The conversation, especially in the media industry, becomes even more complicated when you realize that as white people, when we, for example, report on Juneteenth, a Black holiday, we’re somehow benefitting monetarily from people reading our story online. In that sense, the coverage of Juneteenth is somehow putting money in the pockets of white people.
I enjoyed when Juneteenth was a thing that people just celebrated amongst themselves. I really don’t like holidays at all, but for those people who did celebrate Juneteenth more actively, it felt really almost gaslighting to see various institutions cover the holiday. To get a notification on the phone from Apple News saying, “Hey, it’s Juneteenth. Happy Juneteenth,” is bizarre when this has been a thing for so long that other people didn’t recognize.

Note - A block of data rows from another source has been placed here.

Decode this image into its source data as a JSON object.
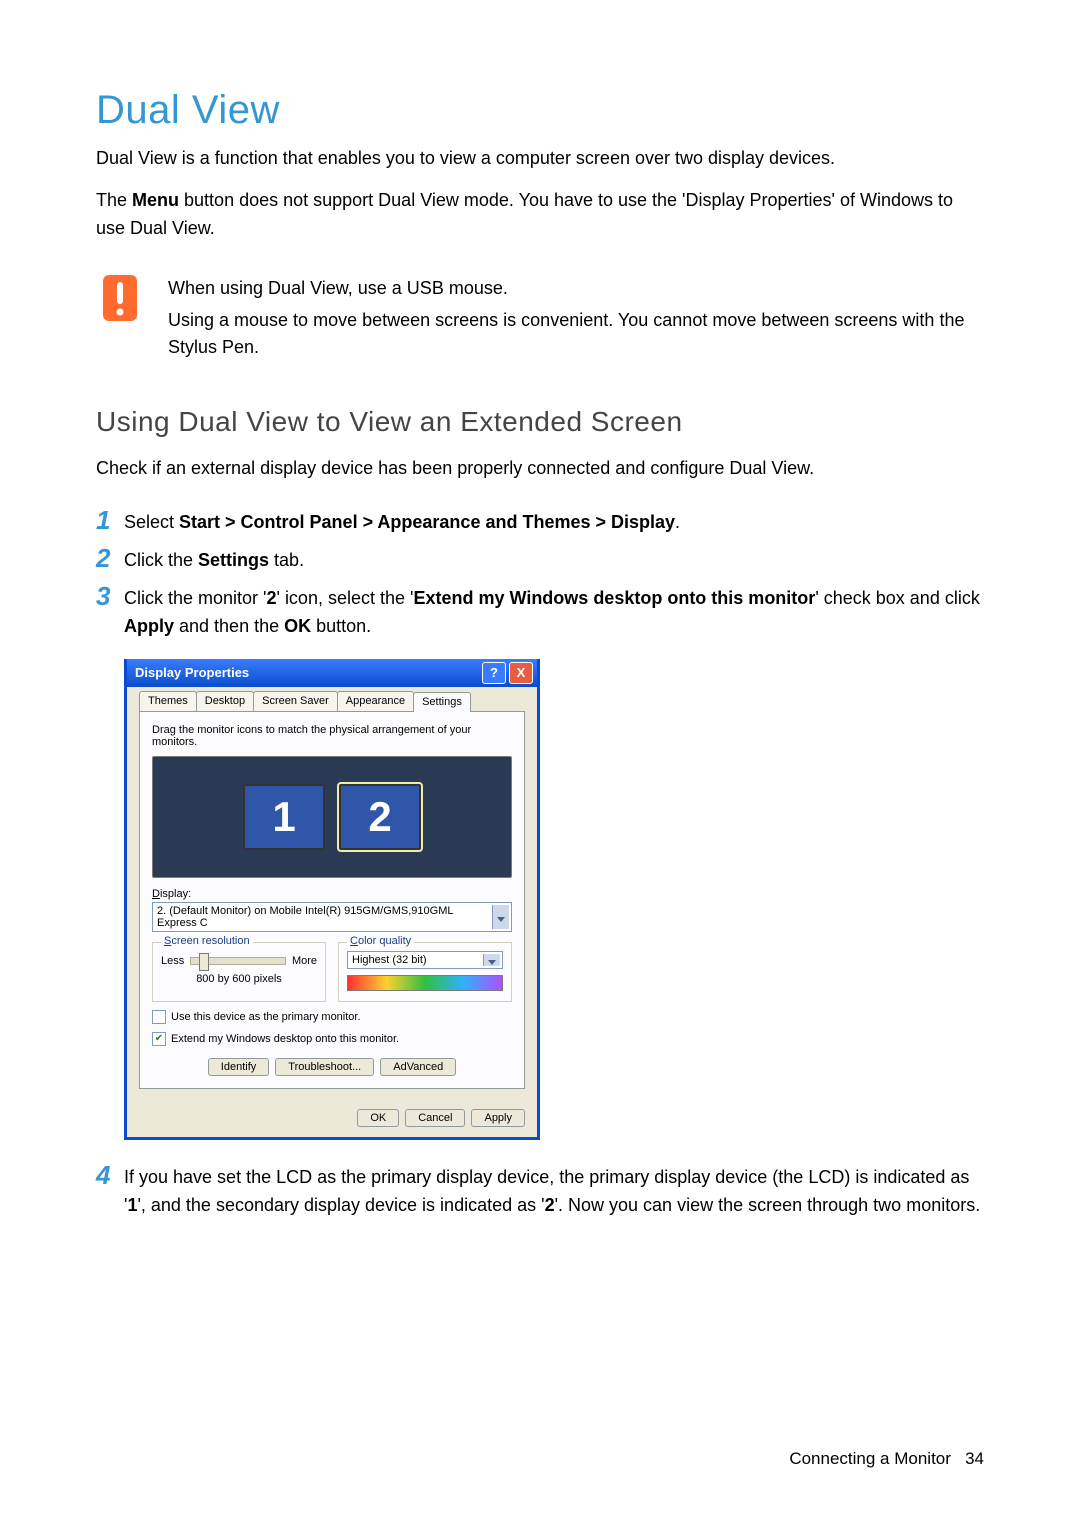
{
  "title": "Dual View",
  "intro": [
    "Dual View is a function that enables you to view a computer screen over two display devices.",
    "The Menu button does not support Dual View mode. You have to use the 'Display Properties' of Windows to use Dual View."
  ],
  "intro_bold": "Menu",
  "callout": {
    "lines": [
      "When using Dual View, use a USB mouse.",
      "Using a mouse to move between screens is convenient. You cannot move between screens with the Stylus Pen."
    ]
  },
  "section_heading": "Using Dual View to View an Extended Screen",
  "section_lead": "Check if an external display device has been properly connected and configure Dual View.",
  "steps": [
    {
      "num": "1",
      "pre": "Select ",
      "bold": "Start > Control Panel > Appearance and Themes > Display",
      "post": "."
    },
    {
      "num": "2",
      "pre": "Click the ",
      "bold": "Settings",
      "post": " tab."
    },
    {
      "num": "3",
      "pre": "Click the monitor '",
      "bold": "2",
      "mid": "' icon, select the '",
      "bold2": "Extend my Windows desktop onto this monitor",
      "mid2": "' check box and click ",
      "bold3": "Apply",
      "mid3": " and then the ",
      "bold4": "OK",
      "post": " button."
    },
    {
      "num": "4",
      "pre": "If you have set the LCD as the primary display device, the primary display device (the LCD) is indicated as '",
      "bold": "1",
      "mid": "', and the secondary display device is indicated as '",
      "bold2": "2",
      "post": "'. Now you can view the screen through two monitors."
    }
  ],
  "dialog": {
    "title": "Display Properties",
    "tabs": [
      "Themes",
      "Desktop",
      "Screen Saver",
      "Appearance",
      "Settings"
    ],
    "active_tab": 4,
    "drag_hint": "Drag the monitor icons to match the physical arrangement of your monitors.",
    "mon1": "1",
    "mon2": "2",
    "display_label": "Display:",
    "display_underline": "D",
    "display_value": "2. (Default Monitor) on Mobile Intel(R) 915GM/GMS,910GML Express C",
    "res_group_label": "Screen resolution",
    "res_group_ul": "S",
    "res_less": "Less",
    "res_more": "More",
    "res_value": "800 by 600 pixels",
    "cq_group_label": "Color quality",
    "cq_group_ul": "C",
    "cq_value": "Highest (32 bit)",
    "chk_primary_label": "Use this device as the primary monitor.",
    "chk_primary_ul": "U",
    "chk_extend_label": "Extend my Windows desktop onto this monitor.",
    "chk_extend_ul": "E",
    "chk_extend_checked": true,
    "btn_identify": "Identify",
    "btn_identify_ul": "I",
    "btn_troubleshoot": "Troubleshoot...",
    "btn_troubleshoot_ul": "T",
    "btn_advanced": "Advanced",
    "btn_advanced_ul": "V",
    "btn_ok": "OK",
    "btn_cancel": "Cancel",
    "btn_apply": "Apply",
    "btn_apply_ul": "A"
  },
  "footer": {
    "section": "Connecting a Monitor",
    "page": "34"
  }
}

I’ll end here: much of the reason why Toni Morrison ended up winning the Nobel Peace Prize, in addition to her work, is because a lot of Black people were campaigning for her to win the Nobel Peace Prize and were campaigning for the institution to recognize her as someone who was deserving of it. So then eventually, she gets it. I was thinking about the way that you honor somebody like Toni Morrison who has spent her entire career thinking through the condition of Blackness in its variety. The way that you honor someone like Toni Morrison is actually through destruction. It isn’t through giving an award, giving a prize, giving these material benefits but it actually is in destroying things as we currently understand them. It is really nice to be recognized for your work. It’s really nice to have a moment of peace around your work, and to be taken off of your feet a bit because of all of the work that you’ve done—and Toni Morrison also very thoroughly enjoyed a party, and she very thoroughly enjoyed celebration and very thoroughly enjoyed gifts. So she definitely accepted the Nobel Peace Prize with tremendous honor. But I think Black people really throw a wrench into pretty much all means of doing anything, that it isn’t enough to just give someone an award. It needs to be met with structural impact, structural change. It has to be a complete structural revision, but they have to be destroyed first, in order for something to be made of it.
I end each interview by asking: what are you most proud of so far in your career?

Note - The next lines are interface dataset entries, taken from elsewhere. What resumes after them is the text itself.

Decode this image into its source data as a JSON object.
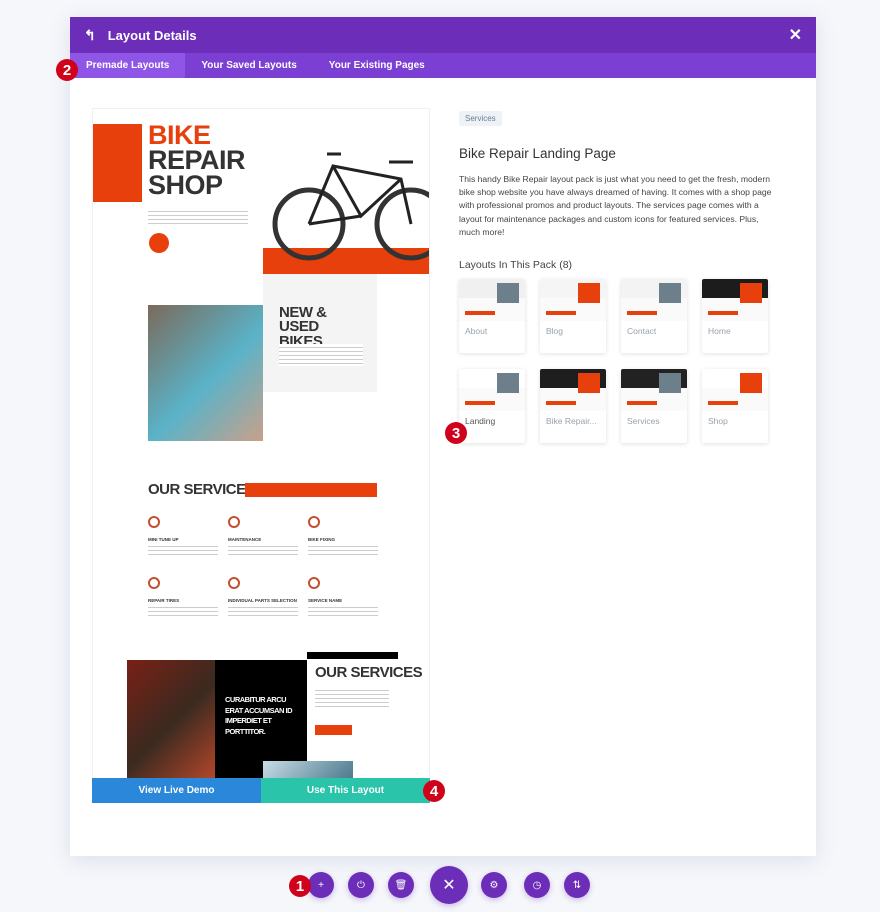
{
  "header": {
    "title": "Layout Details",
    "back_icon": "back-arrow-icon",
    "close_icon": "close-icon"
  },
  "tabs": [
    {
      "label": "Premade Layouts",
      "active": true
    },
    {
      "label": "Your Saved Layouts"
    },
    {
      "label": "Your Existing Pages"
    }
  ],
  "preview": {
    "hero_line1": "BIKE",
    "hero_line2": "REPAIR",
    "hero_line3": "SHOP",
    "section2": "NEW & USED BIKES",
    "services_title": "OUR SERVICES",
    "services": [
      "MINI TUNE UP",
      "MAINTENANCE",
      "BIKE FIXING",
      "REPAIR TIRES",
      "INDIVIDUAL PARTS SELECTION",
      "SERVICE NAME"
    ],
    "quote": "CURABITUR ARCU ERAT ACCUMSAN ID IMPERDIET ET PORTTITOR.",
    "services_title2": "OUR SERVICES",
    "accent": "#e8400c"
  },
  "actions": {
    "view_demo": "View Live Demo",
    "use_layout": "Use This Layout",
    "demo_color": "#2b87da",
    "use_color": "#29c4a9"
  },
  "details": {
    "category": "Services",
    "title": "Bike Repair Landing Page",
    "description": "This handy Bike Repair layout pack is just what you need to get the fresh, modern bike shop website you have always dreamed of having. It comes with a shop page with professional promos and product layouts. The services page comes with a layout for maintenance packages and custom icons for featured services. Plus, much more!",
    "pack_heading": "Layouts In This Pack (8)",
    "layouts": [
      "About",
      "Blog",
      "Contact",
      "Home",
      "Landing",
      "Bike Repair...",
      "Services",
      "Shop"
    ]
  },
  "markers": [
    "1",
    "2",
    "3",
    "4"
  ],
  "toolbar": {
    "buttons": [
      "plus-icon",
      "power-icon",
      "trash-icon",
      "close-icon",
      "gear-icon",
      "history-icon",
      "sort-icon"
    ],
    "color": "#6c2eb9"
  }
}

I’m most proud of the way that I practice photography. What is greater than the greatest achievement, for me, is the way that I photograph people: it’s rooted in respect for people, rooted in wanting to see that person across varying stages of dignity and not simply within the aspirational stage of it, wanting to actually see a space no matter how messy or neat, and offer it a plane.